Section 1741 provides:

". . . Foreign official documents

"An official record or document of a foreign country may be evidenced by a copy, summary, or excerpt authenticated as provided in the Federal Rules of Civil Procedure."

The relevant portion of Rule 44 provides:

". . . Proof of Official Record

(a) Authentication

". . .ent

(2) Foreign. A foreign official record, or an entry therein, when admissible for any purpose, may be evidenced by an official publication thereof; or a copy thereof, attested by a person authorized to make the attestation, and accompanied by a final certification as to the genuineness of the signature and official position (i) of the attesting person, or (ii) of any foreign official whose certificate of genuineness of signature and official position relates to the attestation or is in a chain of certificates of genuineness of signature and official position relating to the attestation. A final certification may be made by a secretary of embassy or legation, consul general, consul, vice consul, or consul or agent of the United States, or a diplomatic or consular official of the foreign country assigned or accredited to the United States. If reasonable opportunity has been given to all parties to investigate the authenticity and accuracy of the documents, the court may, for good cause shown, (i) admit an attested copy without final certification or (ii) permit the foreign official record to be evidenced by an attested summary with or without a final certification.


Appellant alternatively contends that the requirement set forth in Duncan v. United States, 68 F.2d 136, 141-42 (9th Cir. 1933) should have been applied here, viz. in order for a foreign record to be "admitted in evidence it should be proved that the record was kept in compliance with the local (i. e. foreign) law." We do not, however find merit to this claim. As the district court correctly noted at trial, Duncan was decided prior to the enactment of relevant statutory provisions regarding the admissibility of foreign documents. See 28 U.S.C. § 1741; Fed. R. Civ. P. 44 and Advisory Committee Notes thereto. Moreover, recent decisions of the Ninth Circuit which decided Duncan make no reference to that case but rely instead on the provisions of Rule 44. See United States v. Leal, 509 F.2d 122 (9th Cir. 1975)

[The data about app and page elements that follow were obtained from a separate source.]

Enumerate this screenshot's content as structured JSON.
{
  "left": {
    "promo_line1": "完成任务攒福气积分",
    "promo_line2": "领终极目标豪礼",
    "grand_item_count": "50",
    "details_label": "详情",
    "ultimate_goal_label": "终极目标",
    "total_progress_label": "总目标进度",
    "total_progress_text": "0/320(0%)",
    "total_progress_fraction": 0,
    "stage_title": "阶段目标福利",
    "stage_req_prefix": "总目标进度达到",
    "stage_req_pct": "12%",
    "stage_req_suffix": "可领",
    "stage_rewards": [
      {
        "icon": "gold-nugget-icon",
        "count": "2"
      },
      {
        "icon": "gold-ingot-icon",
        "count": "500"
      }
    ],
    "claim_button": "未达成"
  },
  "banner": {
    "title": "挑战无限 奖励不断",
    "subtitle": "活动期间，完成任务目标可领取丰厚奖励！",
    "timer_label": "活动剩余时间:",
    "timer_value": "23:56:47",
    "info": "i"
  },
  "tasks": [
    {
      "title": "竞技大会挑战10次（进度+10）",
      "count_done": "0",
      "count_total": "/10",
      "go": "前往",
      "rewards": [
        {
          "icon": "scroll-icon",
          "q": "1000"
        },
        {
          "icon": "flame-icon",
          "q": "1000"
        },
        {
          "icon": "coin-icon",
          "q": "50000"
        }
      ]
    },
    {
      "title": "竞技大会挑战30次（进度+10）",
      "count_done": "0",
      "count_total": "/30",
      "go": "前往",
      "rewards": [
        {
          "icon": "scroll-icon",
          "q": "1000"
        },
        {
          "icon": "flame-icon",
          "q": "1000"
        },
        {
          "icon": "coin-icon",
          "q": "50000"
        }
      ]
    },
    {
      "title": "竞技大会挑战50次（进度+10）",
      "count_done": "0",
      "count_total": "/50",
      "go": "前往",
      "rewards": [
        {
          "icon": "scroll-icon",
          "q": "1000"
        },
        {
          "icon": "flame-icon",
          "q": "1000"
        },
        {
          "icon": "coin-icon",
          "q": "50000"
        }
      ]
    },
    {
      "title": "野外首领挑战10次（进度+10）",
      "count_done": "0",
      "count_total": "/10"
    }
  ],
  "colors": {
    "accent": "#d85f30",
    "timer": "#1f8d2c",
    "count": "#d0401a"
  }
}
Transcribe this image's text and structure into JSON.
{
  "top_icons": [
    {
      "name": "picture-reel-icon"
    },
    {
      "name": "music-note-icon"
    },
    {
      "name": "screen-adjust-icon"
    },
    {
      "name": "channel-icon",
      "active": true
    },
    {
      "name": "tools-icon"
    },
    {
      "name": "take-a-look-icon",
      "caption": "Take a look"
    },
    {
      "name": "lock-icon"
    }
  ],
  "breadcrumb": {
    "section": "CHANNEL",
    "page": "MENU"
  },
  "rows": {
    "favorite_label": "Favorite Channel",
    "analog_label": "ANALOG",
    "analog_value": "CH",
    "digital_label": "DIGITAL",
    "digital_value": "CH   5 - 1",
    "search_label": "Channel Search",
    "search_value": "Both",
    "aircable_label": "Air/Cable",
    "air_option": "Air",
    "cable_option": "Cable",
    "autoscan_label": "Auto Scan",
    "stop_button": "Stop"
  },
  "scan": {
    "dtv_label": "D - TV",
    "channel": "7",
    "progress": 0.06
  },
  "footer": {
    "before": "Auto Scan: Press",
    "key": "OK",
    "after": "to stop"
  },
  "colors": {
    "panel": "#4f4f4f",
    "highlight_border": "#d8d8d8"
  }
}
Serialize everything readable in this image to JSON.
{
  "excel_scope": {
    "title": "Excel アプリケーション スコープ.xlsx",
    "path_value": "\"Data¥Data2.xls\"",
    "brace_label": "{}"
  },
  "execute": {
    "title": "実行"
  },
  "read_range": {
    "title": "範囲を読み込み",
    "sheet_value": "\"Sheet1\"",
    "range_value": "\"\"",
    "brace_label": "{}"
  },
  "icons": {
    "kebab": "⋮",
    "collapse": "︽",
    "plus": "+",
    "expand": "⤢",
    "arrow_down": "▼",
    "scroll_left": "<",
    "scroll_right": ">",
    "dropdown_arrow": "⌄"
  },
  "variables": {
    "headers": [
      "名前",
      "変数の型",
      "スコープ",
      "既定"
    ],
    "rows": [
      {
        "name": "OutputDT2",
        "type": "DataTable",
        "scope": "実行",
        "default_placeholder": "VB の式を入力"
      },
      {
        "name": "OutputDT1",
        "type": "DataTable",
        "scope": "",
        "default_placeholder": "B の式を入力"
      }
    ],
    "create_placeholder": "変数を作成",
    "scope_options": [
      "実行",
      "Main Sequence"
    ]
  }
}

Since Exhibit 5, a baptismal certificate, is apparently not an official document, we do not pass upon its admissibility here except to note that it was attested to, and was officially certified by the United States Consul. Whether or not its admission into evidence was erroneous a point we do not decide error, if any, was harmless since the facts in the certificate were merely corroborative of those amply substantiated by other documents


Section 911 provides:

"Whoever falsely and willfully represents himself to be a citizen of the United States shall be fined not more than $1,000 or imprisoned not more than three years, or both."


After appellant proferred the false birth certificate to the immigration official in support of his claim to be a United States citizen the official asked him if the certificate was his and he responded affirmatively


The pertinent portion of § 1015 provides:

"(c) Whoever uses or attempts to use any certificate of arrival, declaration of intention, certificate of naturalization, certificate of citizenship or other documentary evidence of naturalization or of citizenship, or any duplicate or copy thereof, knowing the same to have been procured by fraud or false evidence or without required appearance or hearing of the applicant in court or otherwise unlawfully obtained . . .

". . .ng

"Shall be fined not more than $5,000 or imprisoned not more than five years, or both."